▸ **Try it**
Read the data below. Then repeat all of it exactly.

▸ **Data provided**
* * * * *

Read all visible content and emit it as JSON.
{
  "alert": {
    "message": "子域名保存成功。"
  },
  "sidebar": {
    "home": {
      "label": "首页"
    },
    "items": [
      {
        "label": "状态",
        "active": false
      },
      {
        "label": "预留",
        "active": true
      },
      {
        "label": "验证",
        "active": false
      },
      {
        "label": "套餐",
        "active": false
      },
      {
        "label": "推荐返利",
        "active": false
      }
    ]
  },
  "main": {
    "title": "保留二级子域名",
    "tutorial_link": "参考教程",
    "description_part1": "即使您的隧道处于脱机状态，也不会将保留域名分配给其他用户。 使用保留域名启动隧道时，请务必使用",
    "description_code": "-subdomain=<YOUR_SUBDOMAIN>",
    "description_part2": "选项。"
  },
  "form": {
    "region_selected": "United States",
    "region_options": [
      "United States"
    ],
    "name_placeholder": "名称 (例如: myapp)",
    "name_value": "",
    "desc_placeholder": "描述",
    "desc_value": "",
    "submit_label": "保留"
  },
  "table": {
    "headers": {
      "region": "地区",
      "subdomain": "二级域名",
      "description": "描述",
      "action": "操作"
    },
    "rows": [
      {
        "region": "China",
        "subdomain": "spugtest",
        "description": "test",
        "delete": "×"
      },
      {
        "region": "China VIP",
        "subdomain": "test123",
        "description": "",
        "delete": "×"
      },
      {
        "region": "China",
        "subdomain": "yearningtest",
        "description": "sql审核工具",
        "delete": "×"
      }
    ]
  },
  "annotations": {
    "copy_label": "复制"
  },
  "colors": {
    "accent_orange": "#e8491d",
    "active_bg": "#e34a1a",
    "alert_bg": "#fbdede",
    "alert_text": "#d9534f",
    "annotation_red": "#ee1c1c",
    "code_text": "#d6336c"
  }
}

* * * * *

▸ **Task solution**
Read all visible content and emit it as JSON.
{
  "alert": {
    "message": "子域名保存成功。"
  },
  "sidebar": {
    "home": {
      "label": "首页"
    },
    "items": [
      {
        "label": "状态",
        "active": false
      },
      {
        "label": "预留",
        "active": true
      },
      {
        "label": "验证",
        "active": false
      },
      {
        "label": "套餐",
        "active": false
      },
      {
        "label": "推荐返利",
        "active": false
      }
    ]
  },
  "main": {
    "title": "保留二级子域名",
    "tutorial_link": "参考教程",
    "description_part1": "即使您的隧道处于脱机状态，也不会将保留域名分配给其他用户。 使用保留域名启动隧道时，请务必使用",
    "description_code": "-subdomain=<YOUR_SUBDOMAIN>",
    "description_part2": "选项。"
  },
  "form": {
    "region_selected": "United States",
    "region_options": [
      "United States"
    ],
    "name_placeholder": "名称 (例如: myapp)",
    "name_value": "",
    "desc_placeholder": "描述",
    "desc_value": "",
    "submit_label": "保留"
  },
  "table": {
    "headers": {
      "region": "地区",
      "subdomain": "二级域名",
      "description": "描述",
      "action": "操作"
    },
    "rows": [
      {
        "region": "China",
        "subdomain": "spugtest",
        "description": "test",
        "delete": "×"
      },
      {
        "region": "China VIP",
        "subdomain": "test123",
        "description": "",
        "delete": "×"
      },
      {
        "region": "China",
        "subdomain": "yearningtest",
        "description": "sql审核工具",
        "delete": "×"
      }
    ]
  },
  "annotations": {
    "copy_label": "复制"
  },
  "colors": {
    "accent_orange": "#e8491d",
    "active_bg": "#e34a1a",
    "alert_bg": "#fbdede",
    "alert_text": "#d9534f",
    "annotation_red": "#ee1c1c",
    "code_text": "#d6336c"
  }
}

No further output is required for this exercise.